- Oregon Counts 2020
- Oregon Counts 2020 is one of a number of organizations around the state working to ensure that Oregonians receive their fair share of federal resources and congressional representation over the next decade by encouraging full participation in the 2020 Census.
The year 2020 marks a breakthrough in technology and efficiency for the bureau: for the first time in history, people can respond to the Census anytime and anywhere: online, through the mail or on the phone. The agency was well prepared to deal with the challenges of social distancing required by the coronavirus crisis.
In 2010, the U.S. Census Bureau hired nearly a million people to travel door to door and collect information about family size, type of housing and race. This year, census takers would have been equipped with smart phones and tablets. They would have begun knocking on doors throughout the U.S. in May, visiting people in person who failed to “obey the law” and fill out the form by April 1, the official U.S. Census Day.
But the USCB’s door-to-door operations, like most things in the U.S., have come to a grinding halt as a result of the coronavirus. That’s why it is more important than ever to take 10 minutes and fill out the form online. Go to 2020Census.gov or call 1-844-330-2020. Also, check the mail. It is likely you received multiple letters with your census ID that will help the agency if you file using that number.
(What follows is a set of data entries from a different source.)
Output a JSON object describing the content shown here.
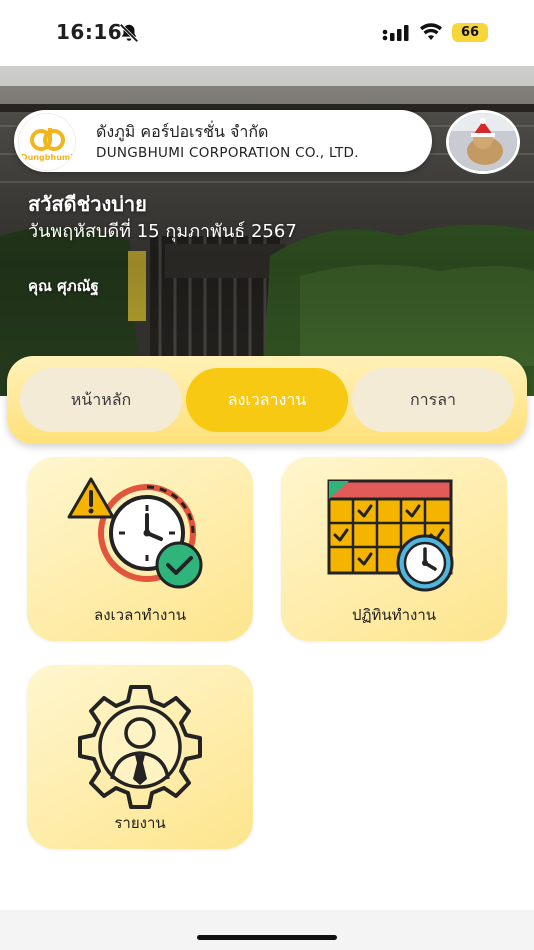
{
  "status_bar": {
    "time": "16:16",
    "battery": "66",
    "icons": [
      "bell-slash-icon",
      "cellular-signal-icon",
      "wifi-icon",
      "battery-icon"
    ]
  },
  "header": {
    "company_name_th": "ดังภูมิ คอร์ปอเรชั่น จำกัด",
    "company_name_en": "DUNGBHUMI CORPORATION CO., LTD.",
    "logo_text": "Dungbhumi",
    "greeting": "สวัสดีช่วงบ่าย",
    "date": "วันพฤหัสบดีที่ 15 กุมภาพันธ์ 2567",
    "user_name": "คุณ ศุภณัฐ"
  },
  "tabs": [
    {
      "label": "หน้าหลัก",
      "active": false
    },
    {
      "label": "ลงเวลางาน",
      "active": true
    },
    {
      "label": "การลา",
      "active": false
    }
  ],
  "menu_cards": [
    {
      "label": "ลงเวลาทำงาน",
      "icon": "clock-alert-check-icon"
    },
    {
      "label": "ปฏิทินทำงาน",
      "icon": "calendar-clock-icon"
    },
    {
      "label": "รายงาน",
      "icon": "gear-person-icon"
    }
  ],
  "colors": {
    "accent": "#f7c913",
    "tab_bar": "#ffe07a",
    "card_bg": "#fde58d",
    "inactive_tab": "#f3ebd6"
  }
}
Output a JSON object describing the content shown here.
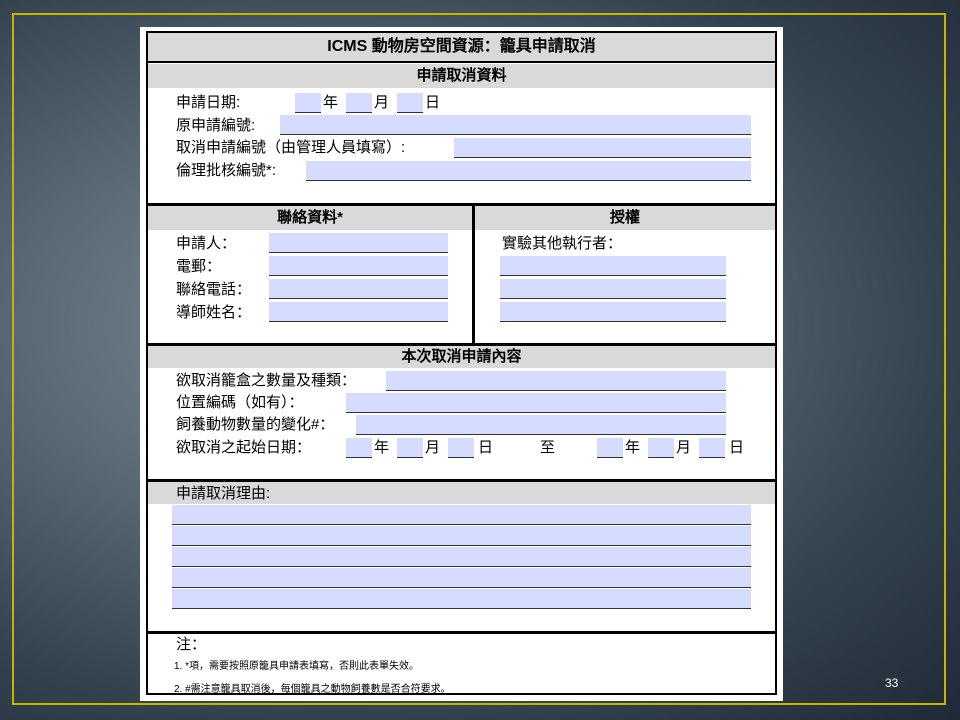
{
  "form": {
    "title": "ICMS 動物房空間資源：籠具申請取消",
    "section1": {
      "header": "申請取消資料",
      "apply_date_label": "申請日期:",
      "year": "年",
      "month": "月",
      "day": "日",
      "original_no_label": "原申請編號:",
      "cancel_no_label": "取消申請編號（由管理人員填寫）:",
      "ethics_no_label": "倫理批核編號*:"
    },
    "contact": {
      "header": "聯絡資料*",
      "applicant_label": "申請人：",
      "email_label": "電郵：",
      "phone_label": "聯絡電話：",
      "supervisor_label": "導師姓名："
    },
    "auth": {
      "header": "授權",
      "other_executor_label": "實驗其他執行者："
    },
    "content": {
      "header": "本次取消申請內容",
      "cage_count_label": "欲取消籠盒之數量及種類：",
      "location_label": "位置編碼（如有）：",
      "animal_change_label": "飼養動物數量的變化#：",
      "date_range_label": "欲取消之起始日期：",
      "year": "年",
      "month": "月",
      "day": "日",
      "to": "至"
    },
    "reason": {
      "label": "申請取消理由:"
    },
    "notes": {
      "header": "注：",
      "note1": "1. *項，需要按照原籠具申請表填寫，否則此表單失效。",
      "note2": "2. #需注意籠具取消後，每個籠具之動物飼養數是否合符要求。"
    }
  },
  "slide": {
    "page_number": "33"
  }
}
The census data is used to designate funds to each state based on its population. It also determines how states are represented in the U.S. Congress, and how the state draws lines for the state legislature and school districts.
Based on population estimates, Oregon is currently on track to gain a sixth congressional seat, as well as an additional vote in the electoral college, both based on census data.
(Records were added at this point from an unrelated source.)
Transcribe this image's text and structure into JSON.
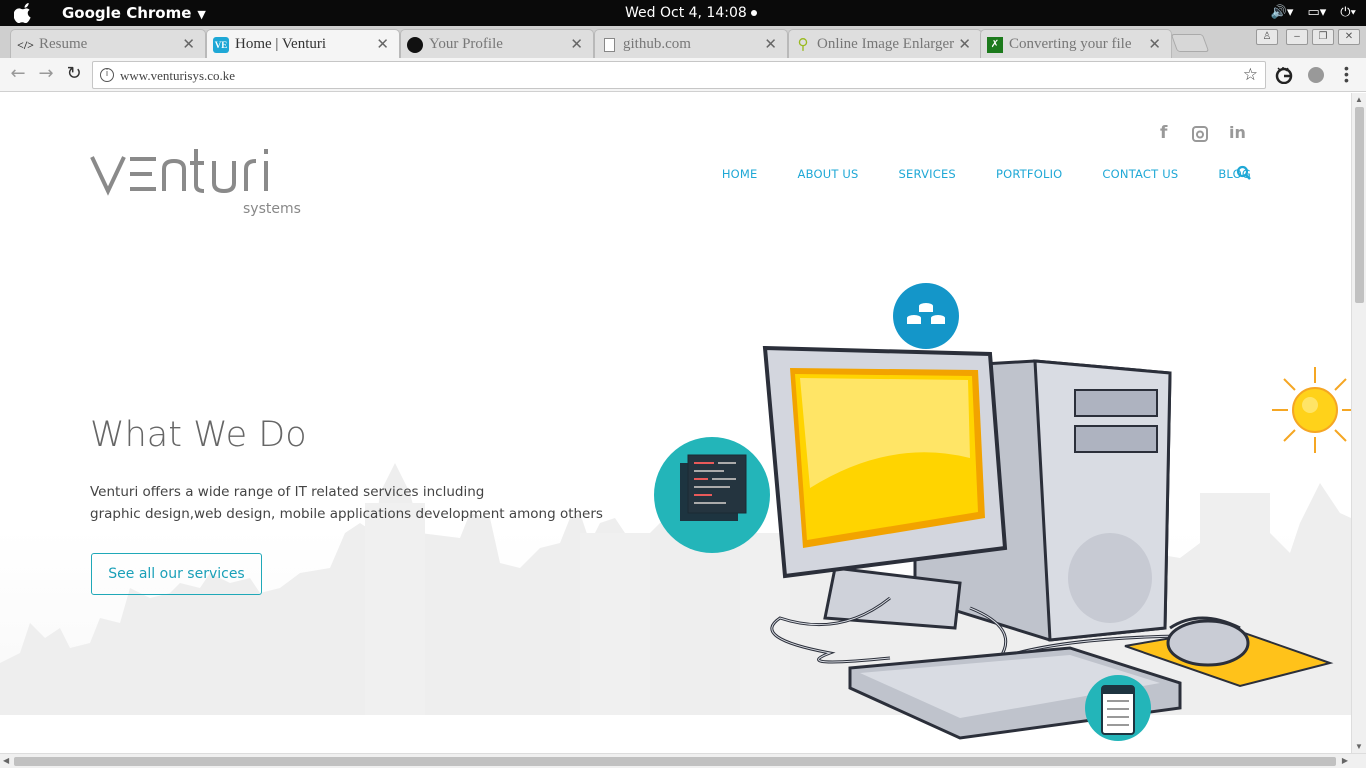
{
  "os_bar": {
    "app_name": "Google Chrome",
    "clock": "Wed Oct  4, 14:08"
  },
  "tabs": [
    {
      "label": "Resume",
      "icon": "code-icon",
      "active": false
    },
    {
      "label": "Home | Venturi",
      "icon": "venturi-favicon",
      "active": true
    },
    {
      "label": "Your Profile",
      "icon": "github-icon",
      "active": false
    },
    {
      "label": "github.com",
      "icon": "page-icon",
      "active": false
    },
    {
      "label": "Online Image Enlarger",
      "icon": "magnifier-icon",
      "active": false
    },
    {
      "label": "Converting your file",
      "icon": "converter-icon",
      "active": false
    }
  ],
  "toolbar": {
    "url": "www.venturisys.co.ke"
  },
  "site": {
    "logo_main": "v=nturi",
    "logo_sub": "systems",
    "social": [
      "facebook-icon",
      "instagram-icon",
      "linkedin-icon"
    ],
    "nav": [
      "HOME",
      "ABOUT US",
      "SERVICES",
      "PORTFOLIO",
      "CONTACT US",
      "BLOG"
    ],
    "heading": "What We Do",
    "desc_line1": "Venturi offers a wide range of IT related services including",
    "desc_line2": "graphic design,web design, mobile applications development among others",
    "cta": "See all our services"
  },
  "colors": {
    "accent": "#1fa8d6",
    "teal": "#23b5b9",
    "os_bar": "#0a0a0a",
    "screen_yellow": "#ffd400"
  }
}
But a huge challenge for the USCB throughout its 200 year history has been counting people who don't fit conventional molds: people who don't live in houses, or have many people within the same home, or live with two different parents or have immigrant status. Often it is people who struggle with poverty, racism and other forms of discrimination that haven't been counted in past decades. Both the bureau itself and hundreds of census advocate organizations across the country are trying to change this for the 2020 Census.
“Historically when the Census has been conducted, there are certain people who are missed,” said Rachel Haakenson, Director of Marketing & Communications for NeighborImpact. “These are called ‘hard to reach populations’ and include people who are homeless, the minority community, people with no address or phone number.”
- Laurel Brauns
- Second reminder from the U.S. Census Bureau ordering me to respond now!
Thousands of people in Central Oregon don’t have access to a computer or a stable internet connection, especially now that the libraries are closed and many public access hotspots for free Wifi have closed their doors to abide by social distancing orders.
Making It Count
NeighborImpact is one of dozens of “census assistance centers” around the state tasked with tracking down at-risk or under represented populations. This could include those living in rural areas, the LBGTQ community and the Latino community, Haakenson said. While the staff at NeighborImpact cannot legally fill out the census paperwork for other people, they can assist people in accessing technology, while finding creative ways to encourage participation.
“Our most powerful tool, our personal relationship [with NI clients] has been taken away, at least temporarily,” said Eric Flowers, the census outreach manager for NeighborImpact. “So we’re relying on social media, creating an awareness campaign. We’re gamifying this with raffles, give-a-ways, online bingo games, anything we can do....”
The State of Oregon receives an estimated $13 to $15 billion a year in federal funding driven by the census count, Flowers said. This equals roughly $3,200 per person per year.
“Over a 10-year period, every person that’s not counted could cost the State $35,000 or more,” Flowers said. “It also strengthens [Oregon’s] voice in Washington [D.C.]. We rely a lot on federal funding for roads, schools and hospitals. It benefits all Oregonians.”
The count is used to determine funding for Medicaid, Medicare, the Supplemental Nutrition Assistance Program, SNAP for Women, Infants and Children and many other programs that may touch the lives of populations that struggle with issues of poverty.
While NeighborImpact originally intended to set up a census station in its lobby, with most of its staff working from home and the offices closed to clients, Flowers and other census assistance advocates around the state are brainstorming other ways to reach people. He is running social media campaigns, working with guests in the Bend Shelter, and plans to work through other established NeighborImpact channels like food banks and partner organizations.
He said many of NeighborImpact’s clients actually do have phones; for some, it is one of their few possessions. People can qualify for an Oregon Lifeline cell phone and data plan if they receive other forms of assistance like SNAP. This is one reason why using social media to promote the Census may be an effective way to reach people who don’t have an address.
“The message we’re really trying to get out is to let people know there’s really funding implications to not participating,” Flowers said. “Of course the current situation makes it harder for us. The very people who are least likely to take the Census are the ones most likely to benefit from it.”